Editorial | Facing the challenge of squatting
Prevention, the saying goes, is better than cure, and is one of those gems that the security minister, Robert Montague, is likely to know well and is a principle to which, broadly, he should adhere. The idea is eminently sensible.
We note this in the context of Mr Montague’s recent declaration of his intention to dismantle squatter communities as part of his strategy for fighting crime. These and other types of informal settlements, he argues, are often havens for criminals and criminality. Their usual overcrowding, lack of infrastructure and heavy concentration of unemployed people supports, if not promotes, antisocial behaviour.
A major challenge for Mr Montague and Jamaican development planners concerned with reversing squatting and informal settlements is the scale of the problems. It has been estimated that perhaps a third of Jamaica’s 2.7 million people are squatters or live in informal settlements. There are scores of such communities.
But worse, they are being added and sometimes aided and abetted by politicians. Often, politicians or institutions of government turn a blind eye to the emergence of enlargement of such communities out of fear of alienating potential blocks of voters. And herein lies a test of Mr Montague’s declared resolve to tackle the problem and his plan, first within the Government’s broader social policy.
This week, for instance, this newspaper, as Mr Montague would be aware, reported the case of hundreds of people descending on lands in Old Harbour, St Catherine, near the middle-class community of Old Harbour Glades, marking lots for future homes.
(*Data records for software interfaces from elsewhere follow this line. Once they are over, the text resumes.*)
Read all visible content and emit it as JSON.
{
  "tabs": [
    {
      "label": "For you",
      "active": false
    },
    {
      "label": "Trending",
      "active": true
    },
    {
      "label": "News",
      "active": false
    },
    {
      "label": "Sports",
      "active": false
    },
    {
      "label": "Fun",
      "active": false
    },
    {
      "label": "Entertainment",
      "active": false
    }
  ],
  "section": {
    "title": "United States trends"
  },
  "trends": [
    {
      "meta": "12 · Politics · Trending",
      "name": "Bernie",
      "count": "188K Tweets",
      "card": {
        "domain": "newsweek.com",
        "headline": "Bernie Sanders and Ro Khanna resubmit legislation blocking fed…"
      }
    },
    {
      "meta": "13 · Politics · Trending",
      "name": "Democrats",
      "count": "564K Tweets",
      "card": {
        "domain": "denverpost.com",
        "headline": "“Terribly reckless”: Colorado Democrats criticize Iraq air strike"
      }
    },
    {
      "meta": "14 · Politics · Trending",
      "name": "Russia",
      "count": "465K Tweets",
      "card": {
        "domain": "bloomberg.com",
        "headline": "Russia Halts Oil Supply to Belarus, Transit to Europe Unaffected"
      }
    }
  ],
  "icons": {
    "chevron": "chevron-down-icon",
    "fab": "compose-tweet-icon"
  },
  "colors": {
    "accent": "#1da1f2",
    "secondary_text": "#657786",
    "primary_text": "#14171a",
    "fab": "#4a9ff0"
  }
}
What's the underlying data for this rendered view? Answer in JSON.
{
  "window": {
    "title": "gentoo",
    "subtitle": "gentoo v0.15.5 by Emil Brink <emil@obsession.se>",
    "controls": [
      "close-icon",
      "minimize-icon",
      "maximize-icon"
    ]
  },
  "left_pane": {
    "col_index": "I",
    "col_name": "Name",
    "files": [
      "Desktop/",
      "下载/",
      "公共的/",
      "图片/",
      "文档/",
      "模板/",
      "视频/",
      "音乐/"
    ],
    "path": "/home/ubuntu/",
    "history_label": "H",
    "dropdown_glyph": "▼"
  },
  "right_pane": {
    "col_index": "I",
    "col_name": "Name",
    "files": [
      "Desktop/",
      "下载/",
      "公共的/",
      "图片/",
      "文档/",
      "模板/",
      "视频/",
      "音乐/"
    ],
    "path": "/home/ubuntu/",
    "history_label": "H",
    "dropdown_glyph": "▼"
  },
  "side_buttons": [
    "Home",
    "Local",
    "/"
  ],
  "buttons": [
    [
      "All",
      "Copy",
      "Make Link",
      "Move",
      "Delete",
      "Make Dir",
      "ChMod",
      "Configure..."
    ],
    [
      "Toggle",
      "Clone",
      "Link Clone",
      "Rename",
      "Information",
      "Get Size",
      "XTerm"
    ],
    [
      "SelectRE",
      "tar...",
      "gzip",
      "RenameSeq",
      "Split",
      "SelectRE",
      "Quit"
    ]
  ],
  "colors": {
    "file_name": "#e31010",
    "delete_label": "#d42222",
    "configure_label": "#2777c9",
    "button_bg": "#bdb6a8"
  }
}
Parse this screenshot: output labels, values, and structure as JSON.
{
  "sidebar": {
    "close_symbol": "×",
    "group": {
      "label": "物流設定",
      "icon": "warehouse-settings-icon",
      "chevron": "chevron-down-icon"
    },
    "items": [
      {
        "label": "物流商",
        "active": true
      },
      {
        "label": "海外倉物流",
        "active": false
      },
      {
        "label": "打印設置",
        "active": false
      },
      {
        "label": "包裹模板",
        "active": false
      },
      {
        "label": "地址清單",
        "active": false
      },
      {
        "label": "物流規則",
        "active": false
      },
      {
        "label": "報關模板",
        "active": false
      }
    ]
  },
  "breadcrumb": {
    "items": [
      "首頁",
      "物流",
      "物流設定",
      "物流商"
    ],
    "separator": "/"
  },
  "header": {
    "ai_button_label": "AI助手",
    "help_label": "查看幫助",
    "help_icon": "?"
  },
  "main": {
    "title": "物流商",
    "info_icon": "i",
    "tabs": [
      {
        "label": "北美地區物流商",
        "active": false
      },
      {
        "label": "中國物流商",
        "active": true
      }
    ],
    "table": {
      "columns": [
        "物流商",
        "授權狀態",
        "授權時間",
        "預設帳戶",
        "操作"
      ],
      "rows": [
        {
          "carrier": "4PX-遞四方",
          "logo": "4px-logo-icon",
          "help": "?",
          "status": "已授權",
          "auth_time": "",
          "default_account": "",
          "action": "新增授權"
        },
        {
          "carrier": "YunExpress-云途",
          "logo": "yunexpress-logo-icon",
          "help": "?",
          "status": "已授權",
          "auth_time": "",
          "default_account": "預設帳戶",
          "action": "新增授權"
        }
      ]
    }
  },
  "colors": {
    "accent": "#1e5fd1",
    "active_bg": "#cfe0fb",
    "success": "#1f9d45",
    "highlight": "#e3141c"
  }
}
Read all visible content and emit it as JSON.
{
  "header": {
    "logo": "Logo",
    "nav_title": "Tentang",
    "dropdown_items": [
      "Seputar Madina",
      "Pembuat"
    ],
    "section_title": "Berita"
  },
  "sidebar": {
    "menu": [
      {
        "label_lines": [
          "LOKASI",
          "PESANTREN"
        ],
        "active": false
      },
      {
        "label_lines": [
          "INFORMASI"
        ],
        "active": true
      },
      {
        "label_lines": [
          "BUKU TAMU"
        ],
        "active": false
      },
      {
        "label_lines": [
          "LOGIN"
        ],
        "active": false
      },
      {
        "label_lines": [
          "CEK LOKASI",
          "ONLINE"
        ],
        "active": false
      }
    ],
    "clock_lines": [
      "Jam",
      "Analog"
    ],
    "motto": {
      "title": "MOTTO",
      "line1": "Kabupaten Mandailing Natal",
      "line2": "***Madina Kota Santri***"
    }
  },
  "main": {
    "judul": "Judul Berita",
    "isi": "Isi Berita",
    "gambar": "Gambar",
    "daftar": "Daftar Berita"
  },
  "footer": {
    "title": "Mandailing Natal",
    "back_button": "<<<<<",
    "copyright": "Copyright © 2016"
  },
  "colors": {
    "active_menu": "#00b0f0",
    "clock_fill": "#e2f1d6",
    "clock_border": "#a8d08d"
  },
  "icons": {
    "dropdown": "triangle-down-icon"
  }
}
Some have erected shacks. Residents of Old Harbour Glades, understandably, are worried about what the development of a ramshackle community will do to their property values
No one is clear on how the movement started. It seems to have no official sanction. But there is a certain reality to the actions of the people who are ‘capturing’ the land exemplified in the explanation of her action by a woman who gave her name as Karen Stewart, who heard about and joined the fray.
She said: “How I look at it ... If I take a little piece (of the land) and build a little shed on it and anything happens, they (private owners if it is their property) can take their thing. But it is not private ... Government owns it. When Government comes in, we will have a chance because we already live on it.”
Largely, history is on her side. For it is usually the case that squatters resist and find support among politicians, sometimes for worthy reasons, but mostly with an eye on the ballot box. The development and expansion of a slum at Mona Commons, outside of the front entrance of the University Hospital of the West Indies, the English-speaking Caribbean’s premier teaching hospital, is a prime example. Indeed, it is the same calculation that inspires Ms Stewart at Old Harbour that underlay the actions of those people who last year, during the life of the previous administration, and with the connivance of local political activists, attempted to illegally settle land in Dallas Mountain, St Andrew.
Unmasked, Dallas Mountain failed. Old Harbour shouldn’t succeed. But there is still need for a broader policy for dealing with squatting and informal settlements, of which we wait to hear from the Government.